Use the link below to see what\’s helping (and hurting) this valuable, global resource.
Michael Bazzell (a security consultant) demonstrated to Gizmodo how to check if you may be revealing important pieces of information to Facebook without knowing it. Visit this page and select the Facebook link on the left side of the page. Enter your Facebook username into the FB User Name field – this will return your profile number (a long series of digits). Then log into Facebook and try the URLs highlighted in the image to the right – inserting your own profile number for userID.
From Stratechery: the fact that communication is possible on other platforms is to ignore the fact that communication will always be easiest on Facebook, because they own the social graph. Combine that with the fact that controlling consumption is about controlling billions of individual consumers, all of whom will, all things being equal, choose the easy option, and you start to appreciate just how dominant Facebook is… Facebook is too dominant: its network effects are too strong, and its data on every user on the Internet too compelling to the advertisers other consumer-serving businesses need to be viable entities… Facebook’s great power does not entail great responsibility; said power ought to entail the refusal to apply it, no matter how altruistic the aims, and barring that, it is on the rest of us to act in opposition… serious attention should be given to Facebook’s data collection on individuals. As a rule I don’t have any problem with advertising, or even data collection, but Facebook is so pervasive that it is all but impossible for individuals to opt-out in any meaningful way, which further solidifies Facebook’s growing dominance of digital advertising.
The Data Selfie Chrome extension explores our relationship to the online data we leave behind as a result of media consumption and social networks. In the modern age, almost everyone has an online representation of oneself and we are constantly and actively sharing information publically on various social media platforms. At the same time we are under constant surveillance by social media companies and “share” information unconsciously. How do our data profiles, the ones we actively create, compare to the profiles made by the machines at Facebook, Google and Co. – the profiles we never get to see, but unconsciously create?
Why does Facebook need your phone number or your phone contacts or the data from your WhatsApp account? Why does Facebook track the time you spend looking at the posts in your news feed? Is the sole purpose of this data gathering to serve us more relevant ads? Is there something else afoot?
Data Selfie is an application that aims to provide a personal perspective on data mining, predictive analytics and our online data identity – including inferred information from our consumption. In our data society algorithms and Big Data are increasingly defining our lives. Therefore, it is important – especially for those who are indifferent to this issue – to be aware of the power and influence your own data has on you.
From the EFF: Panopticlick will analyze how well your browser and add-ons protect you against online tracking techniques. We’ll also see if your system is uniquely configured—and thus identifiable—even if you are using privacy-protective software.
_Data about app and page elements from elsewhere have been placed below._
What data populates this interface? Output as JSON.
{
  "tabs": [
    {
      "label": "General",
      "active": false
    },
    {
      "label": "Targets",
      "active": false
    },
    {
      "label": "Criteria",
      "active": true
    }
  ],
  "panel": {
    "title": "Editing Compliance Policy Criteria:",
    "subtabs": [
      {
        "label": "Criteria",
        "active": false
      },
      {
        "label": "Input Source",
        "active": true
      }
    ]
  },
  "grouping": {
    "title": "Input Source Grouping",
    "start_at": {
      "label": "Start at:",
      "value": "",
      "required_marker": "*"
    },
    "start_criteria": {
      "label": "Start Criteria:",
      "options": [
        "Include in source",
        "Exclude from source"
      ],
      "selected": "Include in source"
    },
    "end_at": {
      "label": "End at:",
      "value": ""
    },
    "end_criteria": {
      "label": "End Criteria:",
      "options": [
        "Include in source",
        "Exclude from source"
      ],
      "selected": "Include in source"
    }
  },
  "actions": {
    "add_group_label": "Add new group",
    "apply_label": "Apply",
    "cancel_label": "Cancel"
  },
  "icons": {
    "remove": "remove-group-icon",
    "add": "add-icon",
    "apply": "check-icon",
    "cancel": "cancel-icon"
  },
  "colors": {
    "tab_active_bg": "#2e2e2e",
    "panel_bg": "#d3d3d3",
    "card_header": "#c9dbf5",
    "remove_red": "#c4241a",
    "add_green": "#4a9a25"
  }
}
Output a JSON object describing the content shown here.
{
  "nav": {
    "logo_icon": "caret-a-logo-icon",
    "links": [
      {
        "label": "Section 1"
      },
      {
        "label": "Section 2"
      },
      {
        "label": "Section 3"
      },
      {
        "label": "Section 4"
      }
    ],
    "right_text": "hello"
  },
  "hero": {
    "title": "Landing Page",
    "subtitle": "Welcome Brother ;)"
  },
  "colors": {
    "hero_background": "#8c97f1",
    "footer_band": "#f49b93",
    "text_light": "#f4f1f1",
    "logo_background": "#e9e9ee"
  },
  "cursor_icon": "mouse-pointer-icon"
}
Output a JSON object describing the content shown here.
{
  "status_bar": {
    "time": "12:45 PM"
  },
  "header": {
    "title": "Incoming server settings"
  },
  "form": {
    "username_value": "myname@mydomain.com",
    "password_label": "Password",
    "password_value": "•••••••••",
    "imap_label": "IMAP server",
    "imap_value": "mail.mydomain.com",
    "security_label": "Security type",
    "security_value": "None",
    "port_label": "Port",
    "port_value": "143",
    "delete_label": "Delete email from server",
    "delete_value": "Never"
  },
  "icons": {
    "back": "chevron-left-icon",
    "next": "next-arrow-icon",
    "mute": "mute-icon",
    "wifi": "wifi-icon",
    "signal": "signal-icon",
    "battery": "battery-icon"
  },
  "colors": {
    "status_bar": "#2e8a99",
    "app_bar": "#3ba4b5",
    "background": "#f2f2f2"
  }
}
From Open Whisper Systems: Using Signal, you can communicate instantly while avoiding SMS fees, create groups so that you can chat in real time with all your friends at once, and share media all with complete privacy. The server never has access to any of your communication and never stores any of your data.